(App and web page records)
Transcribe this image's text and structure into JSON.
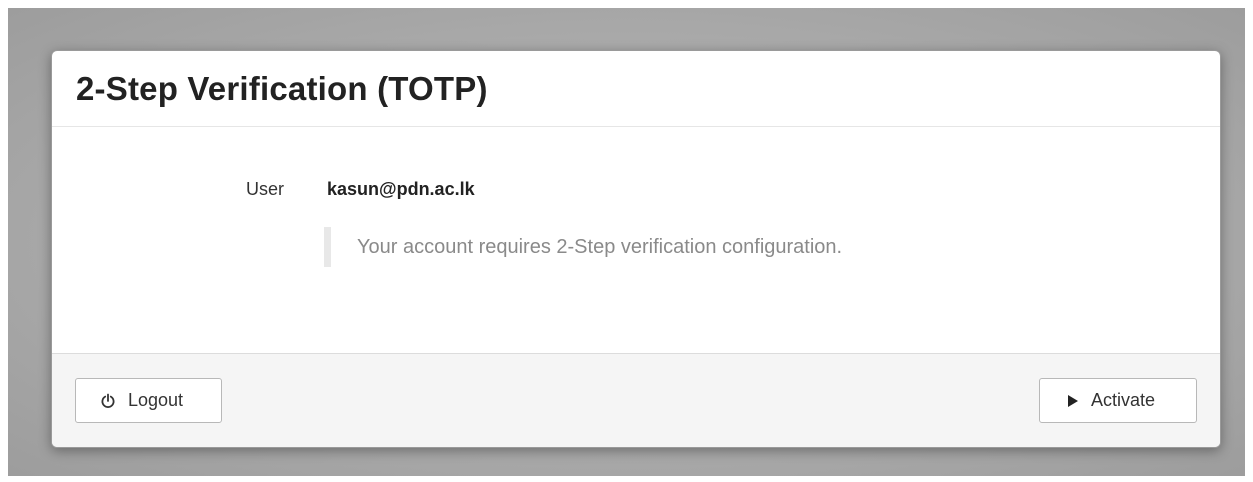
{
  "dialog": {
    "title": "2-Step Verification (TOTP)"
  },
  "user": {
    "label": "User",
    "email": "kasun@pdn.ac.lk"
  },
  "notice": {
    "text": "Your account requires 2-Step verification configuration."
  },
  "footer": {
    "logout_label": "Logout",
    "logout_icon": "power-icon",
    "activate_label": "Activate",
    "activate_icon": "play-icon"
  },
  "colors": {
    "backdrop": "#a9a9a9",
    "panel": "#ffffff",
    "footer": "#f5f5f5",
    "notice_text": "#8a8a8a",
    "notice_bar": "#e8e8e8"
  }
}
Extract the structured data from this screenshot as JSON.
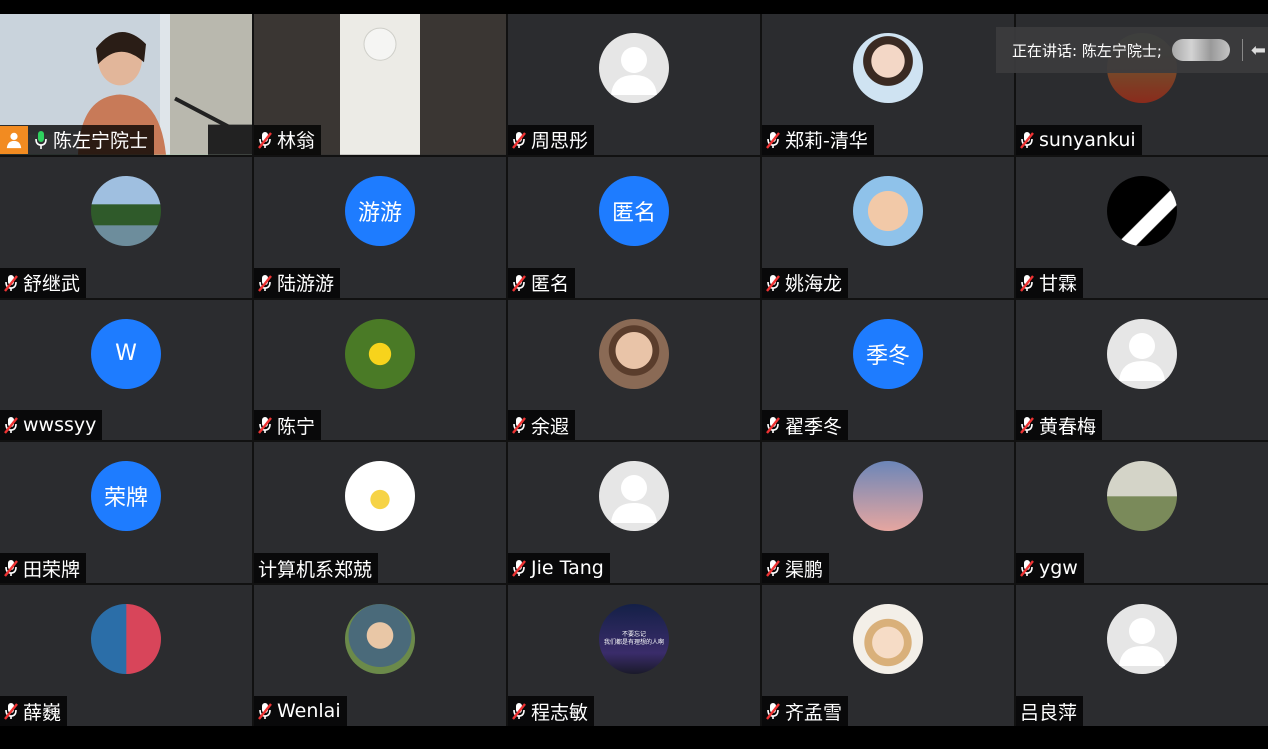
{
  "speaker_bar": {
    "label": "正在讲话: 陈左宁院士;"
  },
  "colors": {
    "initials_bg": "#1e7cff",
    "host_badge": "#f28b21",
    "active_border": "#23c35a",
    "tile_bg": "#2b2c2f"
  },
  "participants": [
    {
      "name": "陈左宁院士",
      "avatar": "video-speaker",
      "mic": "on",
      "host": true
    },
    {
      "name": "林翁",
      "avatar": "video-room",
      "mic": "muted"
    },
    {
      "name": "周思彤",
      "avatar": "generic",
      "mic": "muted"
    },
    {
      "name": "郑莉-清华",
      "avatar": "photo-woman",
      "mic": "muted"
    },
    {
      "name": "sunyankui",
      "avatar": "photo-person-red",
      "mic": "muted"
    },
    {
      "name": "舒继武",
      "avatar": "photo-lake",
      "mic": "muted"
    },
    {
      "name": "陆游游",
      "avatar": "initials",
      "initials": "游游",
      "mic": "muted"
    },
    {
      "name": "匿名",
      "avatar": "initials",
      "initials": "匿名",
      "mic": "muted"
    },
    {
      "name": "姚海龙",
      "avatar": "photo-baby",
      "mic": "muted"
    },
    {
      "name": "甘霖",
      "avatar": "photo-black-white",
      "mic": "muted"
    },
    {
      "name": "wwssyy",
      "avatar": "initials",
      "initials": "W",
      "mic": "muted"
    },
    {
      "name": "陈宁",
      "avatar": "photo-dandelion",
      "mic": "muted"
    },
    {
      "name": "余遐",
      "avatar": "photo-woman-glasses",
      "mic": "muted"
    },
    {
      "name": "翟季冬",
      "avatar": "initials",
      "initials": "季冬",
      "mic": "muted"
    },
    {
      "name": "黄春梅",
      "avatar": "generic",
      "mic": "muted"
    },
    {
      "name": "田荣牌",
      "avatar": "initials",
      "initials": "荣牌",
      "mic": "muted"
    },
    {
      "name": "计算机系郑兢",
      "avatar": "photo-cartoon-girl",
      "mic": "none"
    },
    {
      "name": "Jie Tang",
      "avatar": "generic",
      "mic": "muted"
    },
    {
      "name": "渠鹏",
      "avatar": "photo-game-character",
      "mic": "muted"
    },
    {
      "name": "ygw",
      "avatar": "photo-building",
      "mic": "muted"
    },
    {
      "name": "薛巍",
      "avatar": "photo-two-people",
      "mic": "muted"
    },
    {
      "name": "Wenlai",
      "avatar": "photo-child",
      "mic": "muted"
    },
    {
      "name": "程志敏",
      "avatar": "photo-night-sky",
      "mic": "muted",
      "avatar_text": "不要忘记\n我们都是有理想的人啊"
    },
    {
      "name": "齐孟雪",
      "avatar": "photo-cartoon-hat",
      "mic": "muted"
    },
    {
      "name": "吕良萍",
      "avatar": "generic",
      "mic": "none"
    }
  ]
}
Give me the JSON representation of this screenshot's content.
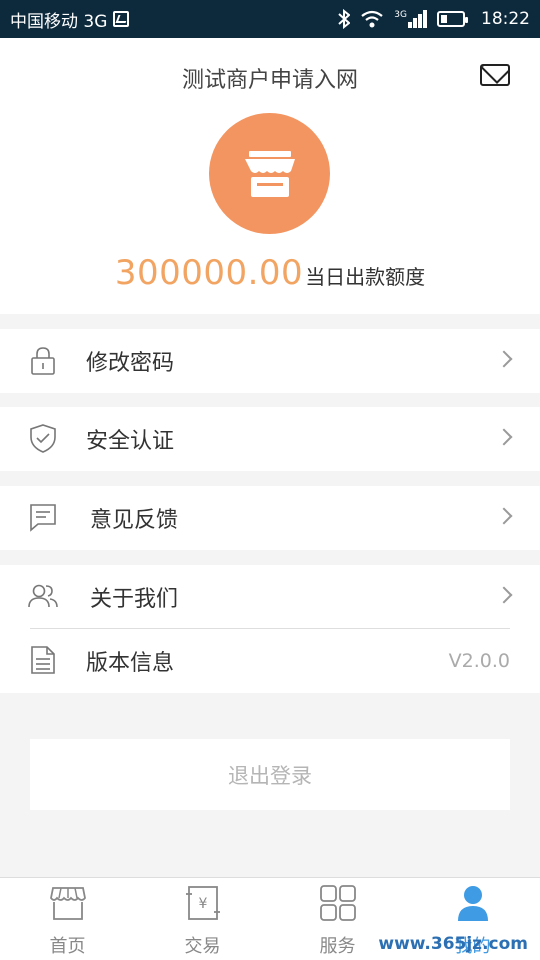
{
  "status_bar": {
    "carrier": "中国移动 3G",
    "network": "3G",
    "time": "18:22"
  },
  "header": {
    "title": "测试商户申请入网",
    "mail_icon": "mail-icon",
    "store_icon": "store-icon",
    "limit_amount": "300000.00",
    "limit_label": "当日出款额度",
    "accent_color": "#f39560",
    "amount_color": "#f2a462"
  },
  "menu": [
    {
      "label": "修改密码",
      "icon": "lock-icon"
    },
    {
      "label": "安全认证",
      "icon": "shield-icon"
    },
    {
      "label": "意见反馈",
      "icon": "feedback-icon"
    },
    {
      "label": "关于我们",
      "icon": "users-icon"
    },
    {
      "label": "版本信息",
      "icon": "document-icon",
      "value": "V2.0.0"
    }
  ],
  "logout": {
    "label": "退出登录"
  },
  "tabs": [
    {
      "label": "首页",
      "icon": "home-store-icon"
    },
    {
      "label": "交易",
      "icon": "transaction-icon"
    },
    {
      "label": "服务",
      "icon": "grid-icon"
    },
    {
      "label": "我的",
      "icon": "user-icon",
      "active": true
    }
  ],
  "watermark": "www.365jz.com",
  "active_tab_color": "#3e9be4"
}
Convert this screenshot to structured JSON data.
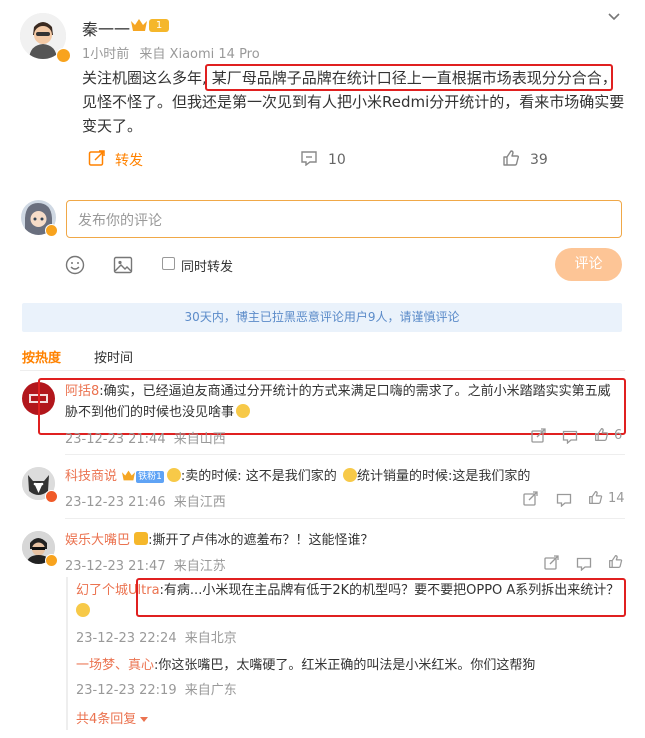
{
  "post": {
    "author": "秦一一",
    "level_badge": "1",
    "time": "1小时前",
    "source": "来自 Xiaomi 14 Pro",
    "text_before": "关注机圈这么多年,",
    "text_highlight": "某厂母品牌子品牌在统计口径上一直根据市场表现分分合合",
    "text_after": "，见怪不怪了。但我还是第一次见到有人把小米Redmi分开统计的，看来市场确实要变天了。",
    "repost_label": "转发",
    "comment_count": "10",
    "like_count": "39"
  },
  "composer": {
    "placeholder": "发布你的评论",
    "checkbox_label": "同时转发",
    "submit_label": "评论"
  },
  "notice": "30天内，博主已拉黑恶意评论用户9人，请谨慎评论",
  "sort_tabs": [
    "按热度",
    "按时间"
  ],
  "comments": [
    {
      "author": "阿括8",
      "text": ":确实，已经逼迫友商通过分开统计的方式来满足口嗨的需求了。之前小米踏踏实实第五威胁不到他们的时候也没见啥事",
      "time": "23-12-23 21:44",
      "location": "来自山西",
      "likes": "6"
    },
    {
      "author": "科技商说",
      "vip_badge": "铁粉1",
      "text": ":卖的时候: 这不是我们家的",
      "text2": "统计销量的时候:这是我们家的",
      "time": "23-12-23 21:46",
      "location": "来自江西",
      "likes": "14"
    },
    {
      "author": "娱乐大嘴巴",
      "text": ":撕开了卢伟冰的遮羞布？！这能怪谁？",
      "time": "23-12-23 21:47",
      "location": "来自江苏",
      "replies": [
        {
          "author": "幻了个城Ultra",
          "text": ":有病...小米现在主品牌有低于2K的机型吗？要不要把OPPO A系列拆出来统计？",
          "time": "23-12-23 22:24",
          "location": "来自北京"
        },
        {
          "author": "一场梦、真心",
          "text": ":你这张嘴巴，太嘴硬了。红米正确的叫法是小米红米。你们这帮狗",
          "time": "23-12-23 22:19",
          "location": "来自广东"
        }
      ],
      "more_replies": "共4条回复"
    }
  ],
  "colors": {
    "accent": "#ff8200",
    "highlight_box": "#e02020",
    "notice_bg": "#eaf2fb",
    "notice_text": "#5b8bc9"
  }
}
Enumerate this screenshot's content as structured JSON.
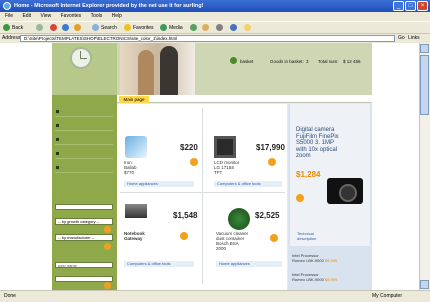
{
  "window": {
    "title": "Home - Microsoft Internet Explorer provided by the net use it for surfing!"
  },
  "menu": [
    "File",
    "Edit",
    "View",
    "Favorites",
    "Tools",
    "Help"
  ],
  "toolbar": {
    "back": "Back",
    "search": "Search",
    "favorites": "Favorites",
    "media": "Media"
  },
  "address": {
    "label": "Address",
    "value": "D:\\Site\\Projects\\TEMPLATES\\SHOP\\ELECTRONICS\\site_color_1\\index.html",
    "go": "Go",
    "links": "Links"
  },
  "site": {
    "header": {
      "basket_label": "basket",
      "goods_label": "Goods in basket:",
      "goods_count": "3",
      "total_label": "Total sum:",
      "total_value": "$ 12 456"
    },
    "nav_tab": "Main page",
    "sidebar": {
      "category_select": "-- by growth category --",
      "manufacturer_select": "-- by manufacturer --",
      "username_placeholder": "user name"
    },
    "products": [
      {
        "name": "Iron\nBallab\n$770",
        "price": "$220",
        "category": "Home appliances"
      },
      {
        "name": "LCD monitor\nLG 1715S\nTFT",
        "price": "$17,990",
        "category": "Computers & office tools"
      },
      {
        "name": "Notebook\nGateway",
        "price": "$1,548",
        "category": "Computers & office tools"
      },
      {
        "name": "Vacuum cleaner\ndust container\nBosch BSA\n2000",
        "price": "$2,525",
        "category": "Home appliances"
      }
    ],
    "featured": {
      "title": "Digital camera\nFujiFilm FinePix\nS5000 3. 1MP\nwith 10x optical\nzoom",
      "price": "$1,284",
      "tech_link": "Technical\ndescription",
      "processors": [
        {
          "label": "Intel Processor",
          "name": "Romeo i-BK-9000",
          "price": "$9,999"
        },
        {
          "label": "Intel Processor",
          "name": "Romeo i-BK-9000",
          "price": "$9,999"
        }
      ]
    }
  },
  "status": {
    "text": "Done",
    "zone": "My Computer"
  },
  "colors": {
    "sidebar": "#8fa94a",
    "accent": "#f3a11b",
    "xp_title": "#2a5ac8"
  }
}
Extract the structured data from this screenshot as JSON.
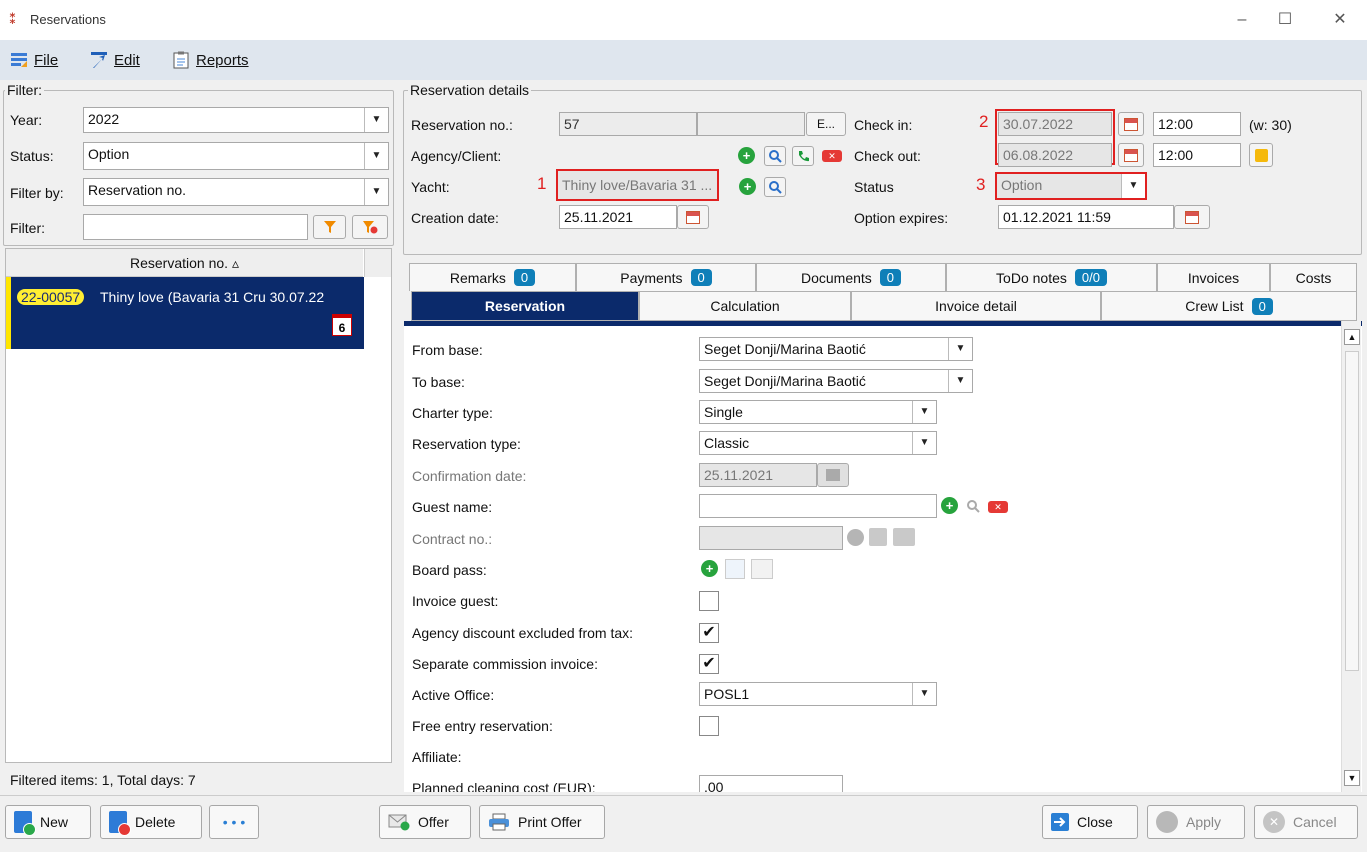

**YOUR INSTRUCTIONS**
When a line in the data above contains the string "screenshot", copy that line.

**REPLY TO THE EXERCISE**
Extract the structured data from this screenshot as JSON.
Give me the JSON representation of this screenshot's content.
Convert this screenshot to structured JSON data.
Enumerate this screenshot's content as structured JSON.
Extract the structured data from this screenshot as JSON.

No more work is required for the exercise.